(Beginning of EXTRACTED MATERIAL)

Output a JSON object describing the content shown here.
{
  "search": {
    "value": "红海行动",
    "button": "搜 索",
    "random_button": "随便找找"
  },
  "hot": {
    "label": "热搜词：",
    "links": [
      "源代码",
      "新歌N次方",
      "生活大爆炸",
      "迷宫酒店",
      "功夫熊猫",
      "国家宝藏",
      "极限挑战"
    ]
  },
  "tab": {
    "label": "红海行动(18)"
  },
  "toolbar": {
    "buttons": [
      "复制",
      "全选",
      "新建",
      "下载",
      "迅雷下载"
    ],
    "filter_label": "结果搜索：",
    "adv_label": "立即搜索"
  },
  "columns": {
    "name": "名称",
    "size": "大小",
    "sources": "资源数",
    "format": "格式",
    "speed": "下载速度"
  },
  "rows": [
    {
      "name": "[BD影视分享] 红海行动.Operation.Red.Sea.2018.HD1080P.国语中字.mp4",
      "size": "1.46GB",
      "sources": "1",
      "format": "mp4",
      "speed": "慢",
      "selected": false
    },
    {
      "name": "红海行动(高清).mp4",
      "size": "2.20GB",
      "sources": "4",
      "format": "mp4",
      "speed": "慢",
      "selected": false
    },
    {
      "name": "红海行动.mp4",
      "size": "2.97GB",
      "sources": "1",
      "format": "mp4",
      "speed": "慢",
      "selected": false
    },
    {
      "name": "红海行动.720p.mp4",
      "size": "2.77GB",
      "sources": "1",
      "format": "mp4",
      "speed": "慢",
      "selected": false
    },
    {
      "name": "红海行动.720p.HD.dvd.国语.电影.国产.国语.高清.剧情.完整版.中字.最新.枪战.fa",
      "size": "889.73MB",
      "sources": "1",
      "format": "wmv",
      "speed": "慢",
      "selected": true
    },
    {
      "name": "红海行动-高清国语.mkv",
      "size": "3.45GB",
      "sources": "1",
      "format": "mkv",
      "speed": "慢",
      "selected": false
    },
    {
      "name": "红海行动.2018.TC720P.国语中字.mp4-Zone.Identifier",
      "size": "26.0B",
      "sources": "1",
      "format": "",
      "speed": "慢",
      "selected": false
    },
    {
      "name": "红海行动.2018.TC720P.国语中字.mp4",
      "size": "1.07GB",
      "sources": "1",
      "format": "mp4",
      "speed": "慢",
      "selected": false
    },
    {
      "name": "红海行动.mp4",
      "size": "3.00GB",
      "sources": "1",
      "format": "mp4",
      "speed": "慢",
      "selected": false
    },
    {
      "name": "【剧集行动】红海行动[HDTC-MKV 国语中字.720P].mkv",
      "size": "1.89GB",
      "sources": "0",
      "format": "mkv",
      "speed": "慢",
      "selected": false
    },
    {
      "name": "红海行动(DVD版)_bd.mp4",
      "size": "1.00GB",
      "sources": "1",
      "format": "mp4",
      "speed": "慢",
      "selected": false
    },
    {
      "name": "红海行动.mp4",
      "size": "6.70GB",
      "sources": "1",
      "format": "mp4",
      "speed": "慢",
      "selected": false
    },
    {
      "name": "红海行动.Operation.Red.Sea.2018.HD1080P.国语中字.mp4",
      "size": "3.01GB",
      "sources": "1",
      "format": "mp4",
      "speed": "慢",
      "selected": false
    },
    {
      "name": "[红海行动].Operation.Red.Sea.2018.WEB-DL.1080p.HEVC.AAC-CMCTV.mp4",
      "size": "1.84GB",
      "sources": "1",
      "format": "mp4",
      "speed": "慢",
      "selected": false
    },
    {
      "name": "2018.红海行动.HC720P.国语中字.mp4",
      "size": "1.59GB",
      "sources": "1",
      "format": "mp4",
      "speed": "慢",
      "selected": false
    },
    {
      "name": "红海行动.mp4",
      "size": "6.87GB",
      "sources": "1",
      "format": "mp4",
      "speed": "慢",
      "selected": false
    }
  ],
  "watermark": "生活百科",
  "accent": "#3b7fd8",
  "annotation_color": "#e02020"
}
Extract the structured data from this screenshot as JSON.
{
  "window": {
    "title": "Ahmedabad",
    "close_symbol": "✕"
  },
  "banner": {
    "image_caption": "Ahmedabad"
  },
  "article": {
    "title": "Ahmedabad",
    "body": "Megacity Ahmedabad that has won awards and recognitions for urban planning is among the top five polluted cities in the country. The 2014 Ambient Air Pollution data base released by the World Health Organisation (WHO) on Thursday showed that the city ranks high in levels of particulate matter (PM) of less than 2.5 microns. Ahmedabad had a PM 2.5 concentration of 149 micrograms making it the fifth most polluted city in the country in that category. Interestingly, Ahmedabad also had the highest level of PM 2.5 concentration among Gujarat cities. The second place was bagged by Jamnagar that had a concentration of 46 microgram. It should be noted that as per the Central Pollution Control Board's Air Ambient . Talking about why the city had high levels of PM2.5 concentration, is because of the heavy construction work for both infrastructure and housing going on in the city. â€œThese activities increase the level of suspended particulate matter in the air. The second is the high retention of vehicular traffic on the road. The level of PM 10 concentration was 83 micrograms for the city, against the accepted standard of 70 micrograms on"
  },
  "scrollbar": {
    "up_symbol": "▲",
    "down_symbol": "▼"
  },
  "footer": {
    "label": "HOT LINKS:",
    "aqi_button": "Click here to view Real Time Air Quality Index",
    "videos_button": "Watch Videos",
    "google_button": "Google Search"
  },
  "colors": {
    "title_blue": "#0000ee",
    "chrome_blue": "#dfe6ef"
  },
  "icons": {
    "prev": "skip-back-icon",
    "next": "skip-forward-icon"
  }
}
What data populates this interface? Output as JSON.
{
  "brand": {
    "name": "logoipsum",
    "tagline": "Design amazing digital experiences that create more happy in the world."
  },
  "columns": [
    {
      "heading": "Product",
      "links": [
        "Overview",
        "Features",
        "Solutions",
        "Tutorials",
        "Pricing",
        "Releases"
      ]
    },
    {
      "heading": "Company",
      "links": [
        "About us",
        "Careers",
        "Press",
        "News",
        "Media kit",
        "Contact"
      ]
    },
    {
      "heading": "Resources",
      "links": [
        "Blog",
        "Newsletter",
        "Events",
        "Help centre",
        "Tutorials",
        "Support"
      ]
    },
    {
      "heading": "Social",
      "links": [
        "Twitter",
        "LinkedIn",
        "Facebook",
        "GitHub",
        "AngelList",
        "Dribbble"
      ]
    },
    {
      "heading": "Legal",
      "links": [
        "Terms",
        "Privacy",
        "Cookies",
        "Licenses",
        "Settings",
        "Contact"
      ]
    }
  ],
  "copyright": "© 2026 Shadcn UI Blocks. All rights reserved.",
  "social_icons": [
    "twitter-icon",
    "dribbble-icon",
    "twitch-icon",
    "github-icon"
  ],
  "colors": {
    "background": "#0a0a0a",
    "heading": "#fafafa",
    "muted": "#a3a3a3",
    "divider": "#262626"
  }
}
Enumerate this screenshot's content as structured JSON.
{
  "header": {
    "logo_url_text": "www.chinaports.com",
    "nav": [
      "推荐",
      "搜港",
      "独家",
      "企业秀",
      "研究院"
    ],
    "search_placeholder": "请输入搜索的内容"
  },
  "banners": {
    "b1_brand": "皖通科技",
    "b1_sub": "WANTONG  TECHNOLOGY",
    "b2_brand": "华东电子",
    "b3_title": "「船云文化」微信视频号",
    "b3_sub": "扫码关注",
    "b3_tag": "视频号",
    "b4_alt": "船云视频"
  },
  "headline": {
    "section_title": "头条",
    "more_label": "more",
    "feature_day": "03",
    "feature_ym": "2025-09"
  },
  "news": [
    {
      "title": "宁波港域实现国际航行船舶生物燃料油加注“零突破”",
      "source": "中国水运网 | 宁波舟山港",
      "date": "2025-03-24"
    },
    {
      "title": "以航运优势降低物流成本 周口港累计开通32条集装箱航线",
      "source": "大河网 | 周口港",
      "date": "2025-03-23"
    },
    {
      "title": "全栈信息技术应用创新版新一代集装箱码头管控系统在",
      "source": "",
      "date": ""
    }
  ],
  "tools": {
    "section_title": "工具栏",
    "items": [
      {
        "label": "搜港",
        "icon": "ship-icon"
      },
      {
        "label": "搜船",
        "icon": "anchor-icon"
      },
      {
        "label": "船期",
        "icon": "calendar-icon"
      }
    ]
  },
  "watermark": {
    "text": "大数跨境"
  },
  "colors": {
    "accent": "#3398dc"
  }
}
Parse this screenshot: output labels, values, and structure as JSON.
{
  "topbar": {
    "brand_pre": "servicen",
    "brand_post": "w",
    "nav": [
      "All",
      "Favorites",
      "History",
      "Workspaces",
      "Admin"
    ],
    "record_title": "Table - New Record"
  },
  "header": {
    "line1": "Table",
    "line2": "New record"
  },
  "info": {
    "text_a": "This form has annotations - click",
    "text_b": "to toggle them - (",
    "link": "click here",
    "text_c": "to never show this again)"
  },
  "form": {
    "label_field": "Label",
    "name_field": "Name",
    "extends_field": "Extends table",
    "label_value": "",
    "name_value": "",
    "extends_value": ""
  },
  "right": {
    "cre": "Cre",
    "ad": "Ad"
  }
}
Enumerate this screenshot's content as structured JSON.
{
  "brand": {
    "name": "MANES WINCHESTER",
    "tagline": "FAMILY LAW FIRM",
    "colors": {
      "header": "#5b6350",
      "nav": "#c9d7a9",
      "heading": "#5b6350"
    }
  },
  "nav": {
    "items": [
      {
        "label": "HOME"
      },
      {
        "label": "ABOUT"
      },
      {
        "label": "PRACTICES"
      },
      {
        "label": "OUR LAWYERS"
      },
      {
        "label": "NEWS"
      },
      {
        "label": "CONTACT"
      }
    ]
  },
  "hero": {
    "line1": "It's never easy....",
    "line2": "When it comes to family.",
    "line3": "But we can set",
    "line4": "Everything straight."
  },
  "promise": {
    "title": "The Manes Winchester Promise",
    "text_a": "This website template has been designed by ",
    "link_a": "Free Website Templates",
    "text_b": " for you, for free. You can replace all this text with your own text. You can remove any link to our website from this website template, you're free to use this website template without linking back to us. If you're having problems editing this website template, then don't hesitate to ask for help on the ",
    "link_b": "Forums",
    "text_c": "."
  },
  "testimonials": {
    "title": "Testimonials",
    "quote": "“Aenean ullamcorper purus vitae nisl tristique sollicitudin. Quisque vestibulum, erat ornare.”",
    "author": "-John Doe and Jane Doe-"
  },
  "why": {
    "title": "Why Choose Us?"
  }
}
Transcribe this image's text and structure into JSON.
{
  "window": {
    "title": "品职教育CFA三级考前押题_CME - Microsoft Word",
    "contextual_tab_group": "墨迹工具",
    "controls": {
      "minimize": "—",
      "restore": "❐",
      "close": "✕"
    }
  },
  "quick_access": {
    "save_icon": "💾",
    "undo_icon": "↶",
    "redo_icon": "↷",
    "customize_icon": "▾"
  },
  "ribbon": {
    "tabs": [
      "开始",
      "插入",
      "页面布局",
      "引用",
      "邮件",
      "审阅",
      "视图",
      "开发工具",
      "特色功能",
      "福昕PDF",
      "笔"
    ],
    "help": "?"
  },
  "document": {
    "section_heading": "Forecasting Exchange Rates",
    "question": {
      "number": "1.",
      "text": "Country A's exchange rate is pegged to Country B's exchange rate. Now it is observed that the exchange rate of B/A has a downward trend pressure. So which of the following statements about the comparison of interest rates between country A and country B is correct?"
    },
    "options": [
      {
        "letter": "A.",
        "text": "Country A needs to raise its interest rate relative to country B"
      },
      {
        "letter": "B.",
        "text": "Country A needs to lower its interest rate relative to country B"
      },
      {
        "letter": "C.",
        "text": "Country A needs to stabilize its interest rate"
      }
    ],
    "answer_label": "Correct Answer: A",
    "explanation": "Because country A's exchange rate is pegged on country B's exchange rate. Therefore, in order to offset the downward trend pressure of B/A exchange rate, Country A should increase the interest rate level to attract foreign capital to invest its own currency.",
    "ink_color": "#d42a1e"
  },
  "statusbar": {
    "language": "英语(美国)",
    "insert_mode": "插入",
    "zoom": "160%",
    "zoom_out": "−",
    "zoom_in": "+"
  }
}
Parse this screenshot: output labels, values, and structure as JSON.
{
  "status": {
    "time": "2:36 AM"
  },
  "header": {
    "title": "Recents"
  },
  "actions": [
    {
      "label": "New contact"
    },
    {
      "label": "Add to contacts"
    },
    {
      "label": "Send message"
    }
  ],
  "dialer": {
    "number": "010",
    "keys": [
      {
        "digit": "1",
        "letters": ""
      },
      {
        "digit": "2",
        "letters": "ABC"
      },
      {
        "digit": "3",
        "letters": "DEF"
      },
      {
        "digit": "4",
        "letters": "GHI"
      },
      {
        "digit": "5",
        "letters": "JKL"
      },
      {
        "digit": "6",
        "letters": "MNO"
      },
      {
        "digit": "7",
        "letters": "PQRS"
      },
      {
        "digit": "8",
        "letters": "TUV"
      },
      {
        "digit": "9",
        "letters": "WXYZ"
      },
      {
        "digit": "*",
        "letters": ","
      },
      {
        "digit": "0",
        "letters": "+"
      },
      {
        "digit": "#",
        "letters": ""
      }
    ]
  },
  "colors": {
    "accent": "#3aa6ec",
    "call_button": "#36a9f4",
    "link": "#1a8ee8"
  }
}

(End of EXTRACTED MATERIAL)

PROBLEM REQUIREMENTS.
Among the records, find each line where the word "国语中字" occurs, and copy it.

OUTPUT OF THE EXERCISE.
      "name": "[BD影视分享] 红海行动.Operation.Red.Sea.2018.HD1080P.国语中字.mp4",
      "name": "红海行动.2018.TC720P.国语中字.mp4-Zone.Identifier",
      "name": "红海行动.2018.TC720P.国语中字.mp4",
      "name": "【剧集行动】红海行动[HDTC-MKV 国语中字.720P].mkv",
      "name": "红海行动.Operation.Red.Sea.2018.HD1080P.国语中字.mp4",
      "name": "2018.红海行动.HC720P.国语中字.mp4",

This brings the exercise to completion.